Then Eleanor found out that Franklin was having an affair with Lucy Mercer, her secretary.  She offered him a divorce, but he declined for the sake of his political career and because his mother threatened to disinherit him if he did.  He and Eleanor never shared a bedroom after that, but their working relationship was respectful, for the time (http://tvtropes.org/pmwiki/pmwiki.php/Main/FranklinDRoosevelt).

Eleanor Roosevelt was the first First Lady to be more politically active, involving herself in causes like Civil Rights.  Perhaps it was because there was lack of charity in her own home that made Eleanor want to reach out to her community.   From early adulthood Eleanor Roosevelt dedicated herself to liberty, justice, and compassion for all.

Racial injustice came to her attention only after she reached the White House.   By that time, she was already active in promoting other groups’ causes. Before she married Franklin Delano Roosevelt in 1905, she worked with the immigrants at the Rivington Street Settlement House. During World War I she helped improve conditions for US servicemen.When Franklin fell ill, leaving him crippled, she once again found herself standing up for someone whose value to society was doubted, this time her own husband. The 1921 experience deepened her concern for society’s unaccepted. Later the same decade she began her work promoting women’s causes. Women had just gained the right to vote, and Eleanor encouraged them to make the most of that right and run for office. 

After leaving the White House, Mrs. Roosevelt found herself more free than ever to promote equal rights for African Americans. During her final years she continued fighting as hard and fearlessly as ever. On at least one occassion, the Secret Service warned her not to keep a speaking engagement on civil disobedience. The Ku Klux Klan had put a price on her head and the Secret Service said they could not guarantee her safety. Undeterred, she traveled with another lady and her revolver. Such was her determination, independence, and courage right up to the year she died.
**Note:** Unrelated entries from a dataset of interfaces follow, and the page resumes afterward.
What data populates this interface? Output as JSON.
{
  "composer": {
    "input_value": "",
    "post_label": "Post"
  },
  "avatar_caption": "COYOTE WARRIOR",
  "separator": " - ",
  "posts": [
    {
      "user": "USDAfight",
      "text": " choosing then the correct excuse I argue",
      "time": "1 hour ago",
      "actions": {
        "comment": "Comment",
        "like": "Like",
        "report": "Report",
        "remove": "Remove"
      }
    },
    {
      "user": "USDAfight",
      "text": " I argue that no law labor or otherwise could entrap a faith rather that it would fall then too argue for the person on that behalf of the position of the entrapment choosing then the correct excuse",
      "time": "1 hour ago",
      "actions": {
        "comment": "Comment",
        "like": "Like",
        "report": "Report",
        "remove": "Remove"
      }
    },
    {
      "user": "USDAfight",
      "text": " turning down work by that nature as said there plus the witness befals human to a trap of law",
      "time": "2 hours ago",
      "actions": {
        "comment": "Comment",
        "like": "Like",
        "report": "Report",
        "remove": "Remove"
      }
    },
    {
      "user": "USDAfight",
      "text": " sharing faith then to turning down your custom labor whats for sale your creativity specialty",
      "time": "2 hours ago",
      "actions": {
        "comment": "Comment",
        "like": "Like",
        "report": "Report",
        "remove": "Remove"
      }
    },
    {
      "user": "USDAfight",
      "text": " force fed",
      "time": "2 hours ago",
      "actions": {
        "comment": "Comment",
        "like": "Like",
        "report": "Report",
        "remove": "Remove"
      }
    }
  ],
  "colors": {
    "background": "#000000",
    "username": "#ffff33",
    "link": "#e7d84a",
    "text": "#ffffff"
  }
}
Mrs. Roosevelt was not always successful, even despairing at times of making any progress at all. And not every one of the causes she championed, such as the United Nations, turned out to be all that she hoped. But she used every ounce of her influence, charisma, and political capital for the causes in which she believed. Right or wrong, she fought zealously and courageously, and in most cases the world is a better place because of those fights. This zealous First Lady’s support moved African Americans’ cause ahead by decades
 (http://www.blackhistoryreview.com/biography/ERoosevelt.php).

Eleanor Roosevelt came a long way from being an unhappy child and dependent woman to becoming a champion for women’s and civil rights.  She was committed to what she believed in.  

Be inspired by this remarkable woman who endured so much but in the end gave so much because she cared about the rights of others. 

You gain strength, courage, and confidence by every experience in which you really stop to look fear in the face. You must do the thing which you think you cannot do.

No one can make you feel inferior without your consent.

Remember always that you not only have the right to be an individual, you have an obligation to be one

Eleanor Roosevelt